The additional hydrogen required to maintain the CReA is recovered from its methane exhaust. Excess oxygen in the system, introduced from the food solids and recovered via the OGA, is reacted with the methane exhaust to produce carbon dioxide and water. The water is sent to the OGA for electrolysis, while the carbon dioxide and remaining methane are vented from the habitat. A small amount of hydrogen gas is included in the system outfitting to initiate this process.
For torpor-enabled habitats, the required crew support systems and body interfaces are identified in the Figure below. When thetorpor is utilized, the maximum duration is nominally 14 days. The crew schedule, generated by the Bio-Simulator tool, is set such that there is always at least one active crew member. This yields active periods between cycles of 2-3 days, depending on the total number of crew members

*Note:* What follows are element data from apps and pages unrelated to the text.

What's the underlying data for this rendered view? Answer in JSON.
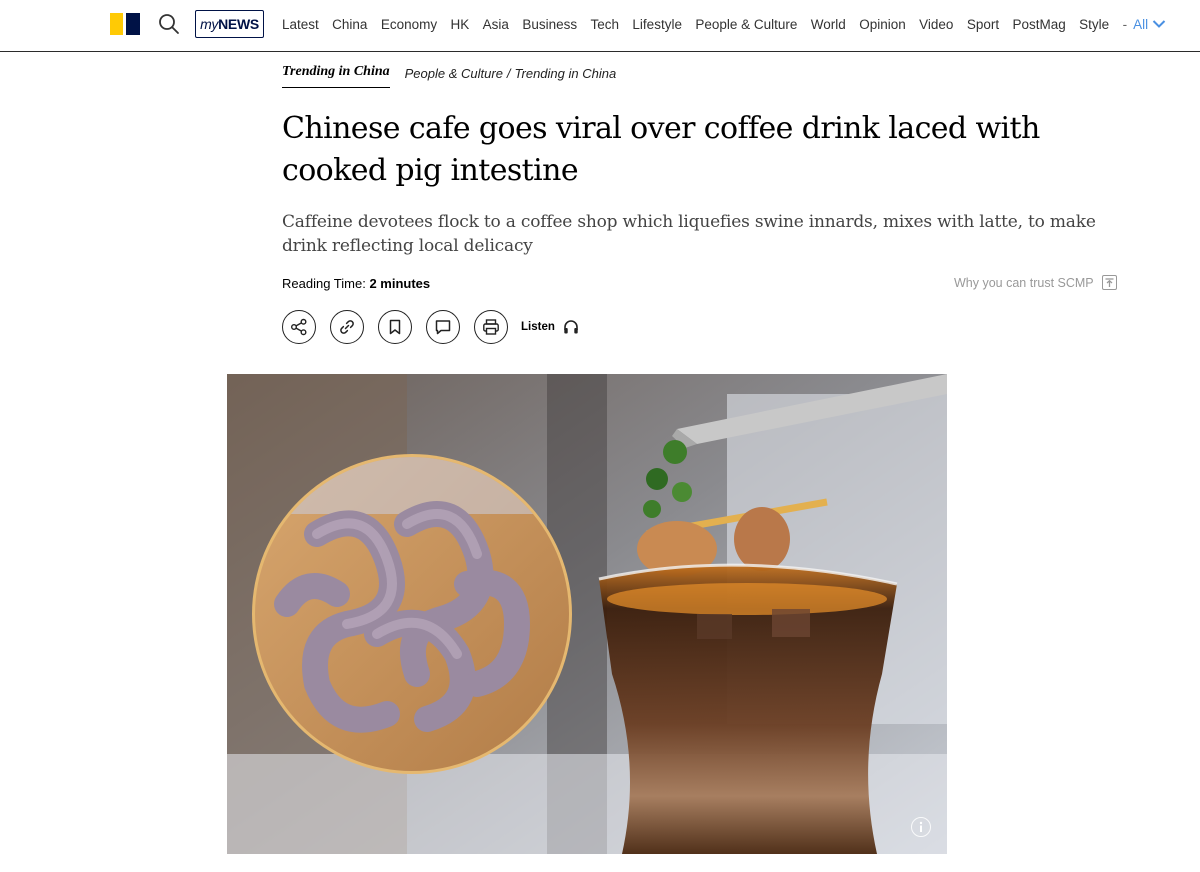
{
  "nav": {
    "mynews_prefix": "my",
    "mynews_label": "NEWS",
    "items": [
      "Latest",
      "China",
      "Economy",
      "HK",
      "Asia",
      "Business",
      "Tech",
      "Lifestyle",
      "People & Culture",
      "World",
      "Opinion",
      "Video",
      "Sport",
      "PostMag",
      "Style"
    ],
    "separator": "-",
    "all_label": "All"
  },
  "breadcrumb": {
    "topic": "Trending in China",
    "section": "People & Culture",
    "separator": "/",
    "subsection": "Trending in China"
  },
  "article": {
    "headline": "Chinese cafe goes viral over coffee drink laced with cooked pig intestine",
    "subheadline": "Caffeine devotees flock to a coffee shop which liquefies swine innards, mixes with latte, to make drink reflecting local delicacy",
    "reading_time_label": "Reading Time:",
    "reading_time_value": "2 minutes",
    "trust_label": "Why you can trust SCMP"
  },
  "actions": {
    "listen_label": "Listen",
    "icons": [
      "share-icon",
      "link-icon",
      "bookmark-icon",
      "comment-icon",
      "print-icon",
      "headphones-icon"
    ]
  },
  "colors": {
    "brand_yellow": "#ffca05",
    "brand_navy": "#001246",
    "nav_accent": "#4a90e2"
  }
}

Torpor Pod and Crew System Implementation
The habitat is designed to fit within the 8.4 meter diameter shroud for Space Launch System (SLS) which corresponds to a 7.5 meter diameter usable envelope that limits the habitat diameter to less than 7.5 meters when stowed. This diameter maintains flexibility to use the 8.4 or 10 meter diameter SLS shrouds. The habitat length limit is set by the 8.4 meter diameter shroud usable envelope when co-manifested with a hybrid propulsive stage (HPS) for LDRO insertion. The transit habitat is launched with the HPS, with the habitat on the top of the propulsion stage. These launch vehicles are packaged with adaptors such that neither payload carries the loads of the other.
The habitat structure is sized to provide sufficient load bearing interfaces for integration with propulsion stages or other elements above or below the habitat in the launch-vehicle stack. A factor of safety of 2.0 on ultimate loads was selected to comply with JSC 65828 "Structural Design Requirements and Factors of Safety for Spaceflight Hardware".

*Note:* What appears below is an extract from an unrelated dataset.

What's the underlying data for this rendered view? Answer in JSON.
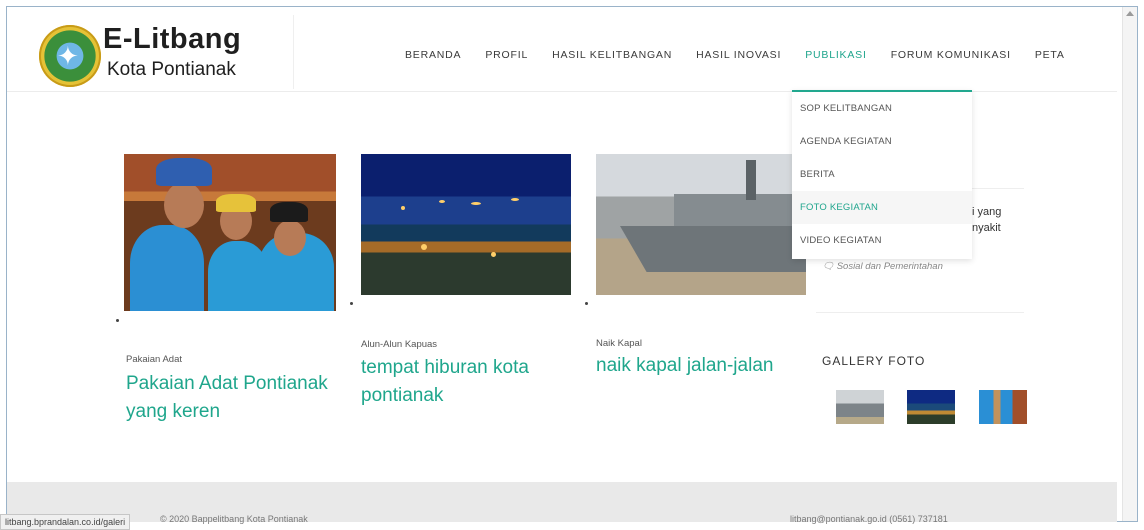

The habitat provides 3 docking mechanisms with hatches, which is driven by aggregation operations requiring
simultaneous docking with the Gateway habitat, logistics delivery modules, and Orion crew vehicle.
Micrometeoroid Orbital Debris (MMOD) protection is sized to be sufficient for the 15-year lifetime in a deep space
environment. The transit habitat does not carry dedicated GCR and SPE protection beyond that provided by the habitat structure, internal subsystems, and consumables. Internal layout of consumables is therefore driven by the desire to maximize passive GCR and SPE protection.
The habitat does not contain any power generation systems. Instead, it receives power generation located on the propulsive element(s) of the combined transfer vehicle stack. The habitat does include internal power management and distribution systems and batteries to provide 72-hours of power in emergency scenarios.
The habitat internal atmosphere is a 101.3 kPa (14.7 psia), with 21% O2 nominal atmosphere. The habitat contains a
fully closed-loop water recycling and oxygen generation life support systems, with a 30-day open-loop consumable backup for water, oxygen generation, and carbon dioxide removal. The habitat also carries logistics, spares, andmaintenance for the full crew during the entire 1100-day mission duration
NASA Reference EMC Habitat Design
For a crew of four, the habitat provides 25 m3 of habitable volume per person.
The habitat is divided into two levels. The lower level serves as the crew living area and workspace. The upper level houses consumables and spares, as well as crew sleeping quarters. Life support subsystems are housed in the deck beneath the lower level.
NASA EMC Reference Habitat Lower Level (left) and Upper Level (right) Overhead Views